Ask any Cubs fan what the 2003 season meant to them. In a nutshell, it was both the best and worst season in a very, very long time. This year’s Washington Nationals share “that feel” the ’03 Cubs team had.

Nationals’ general manager Mike Rizzo is a Chicagoan and is fully aware of what succeeded that historic Cubs team: serious arm injuries to two young, promising pitchers due to overuse. Mark Prior led the Cubs with an 18-6 record in 2003 while throwing the ball an astounding 125 times per game in his last nine starts. Only three short years later, Prior pitched his way out of the league by age 26 after compiling a career 42-29 record and 3.51 ERA.

Rizzo doesn’t want history repeating itself. Despite national outcry, he is benching Stephen Strasburg, his version of Prior, for the playoffs amid the Nationals’ best season since the move back to Washington, D.C., Strasburg is currently 15-6 and boasting a 2.94 ERA on a team that has the second-best record in baseball at 83-52. Sounds crazy, huh? Not so much.

What Rizzo is doing is unprecedented and will be an interesting case study. What’s known to most is that Rizzo applied the same exact strategy to one of the Nationals’ other talented hurlers, Jordan Zimmermann, who, like Strasburg, received Tommy John surgery on his pitching arm during his 2009 campaign as a rookie. Rizzo capped Zimmermann’s workload throughout the 2010 season, similarly to what Strasburg is going through now.

The result? It turns out he has recovered fully and is one of the most efficient pitchers in baseball. He may not have a sexy record (9-8), but he is currently second to Strasburg in ERA with a 3.01 and third on the team with a 1.16 WHIP.

Shutting down Strasburg may be the move of the year for the Nationals. For one, Rizzo is doing his best to increase the longevity of not only the team’s success, but Strasburg’s arm and career.

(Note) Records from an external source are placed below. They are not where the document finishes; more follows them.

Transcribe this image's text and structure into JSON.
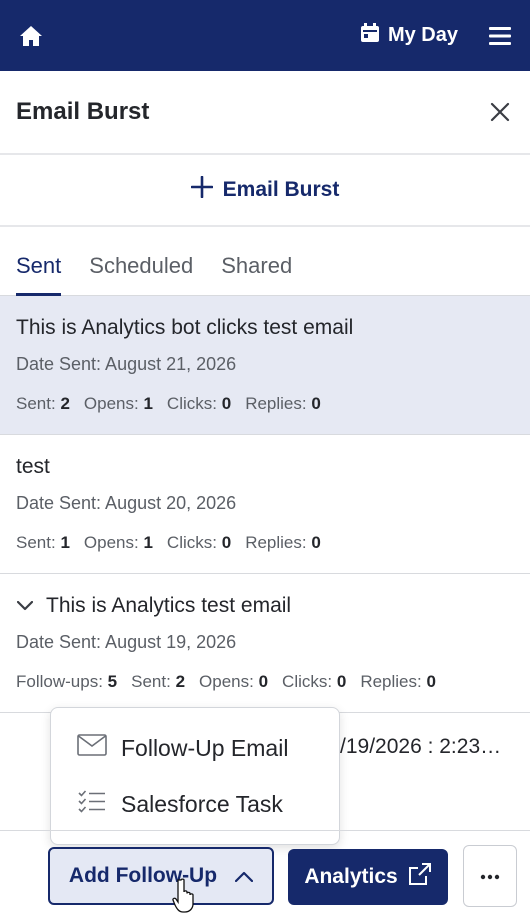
{
  "topbar": {
    "my_day_label": "My Day"
  },
  "header": {
    "title": "Email Burst"
  },
  "new_burst": {
    "label": "Email Burst"
  },
  "tabs": [
    {
      "label": "Sent",
      "active": true
    },
    {
      "label": "Scheduled",
      "active": false
    },
    {
      "label": "Shared",
      "active": false
    }
  ],
  "emails": [
    {
      "subject": "This is Analytics bot clicks test email",
      "date": "Date Sent: August 21, 2026",
      "stats": [
        {
          "label": "Sent:",
          "value": "2"
        },
        {
          "label": "Opens:",
          "value": "1"
        },
        {
          "label": "Clicks:",
          "value": "0"
        },
        {
          "label": "Replies:",
          "value": "0"
        }
      ]
    },
    {
      "subject": "test",
      "date": "Date Sent: August 20, 2026",
      "stats": [
        {
          "label": "Sent:",
          "value": "1"
        },
        {
          "label": "Opens:",
          "value": "1"
        },
        {
          "label": "Clicks:",
          "value": "0"
        },
        {
          "label": "Replies:",
          "value": "0"
        }
      ]
    },
    {
      "subject": "This is Analytics test email",
      "date": "Date Sent: August 19, 2026",
      "stats": [
        {
          "label": "Follow-ups:",
          "value": "5"
        },
        {
          "label": "Sent:",
          "value": "2"
        },
        {
          "label": "Opens:",
          "value": "0"
        },
        {
          "label": "Clicks:",
          "value": "0"
        },
        {
          "label": "Replies:",
          "value": "0"
        }
      ]
    }
  ],
  "partial_row": {
    "scheduled_text": "/19/2026 : 2:23…"
  },
  "dropdown": {
    "items": [
      {
        "label": "Follow-Up Email",
        "icon": "envelope-icon"
      },
      {
        "label": "Salesforce Task",
        "icon": "checklist-icon"
      }
    ]
  },
  "footer": {
    "add_followup_label": "Add Follow-Up",
    "analytics_label": "Analytics",
    "more_label": "···"
  },
  "colors": {
    "brand": "#16296b",
    "selected_row": "#e6e9f3"
  }
}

Rizzo’s decision to stick by the lessened workload of Strasburg says a lot about the Nationals organization. First, it shows the organization is confident in arguably the best rotation in the league (average ERA of 3.15) to win a championship. It’s also encouraging to see a general manager react in the interests of the player’s long-term health. All in all, it’s a low risk/high reward situation for Rizzo. If he breaks the workload cap and Strasburg gets hurt, he’s the first one to be blamed. If worst comes to worst and Strasburg comes back and suffers another injury, you can’t fault Rizzo for trying his best to conserve a once-in-a-lifetime arm.

The 2003 Cubs changed baseball forever and for the better. Without Prior and Wood succumbing to injuries, Strasburg’s career may already be half-over. As controversial as the decision may be, Rizzo is doing the right thing for both the organization and player. After all, it’s his job.

Blake is a junior in Media. He can be reached at [email protected] Follow him on Twitter @BlakeP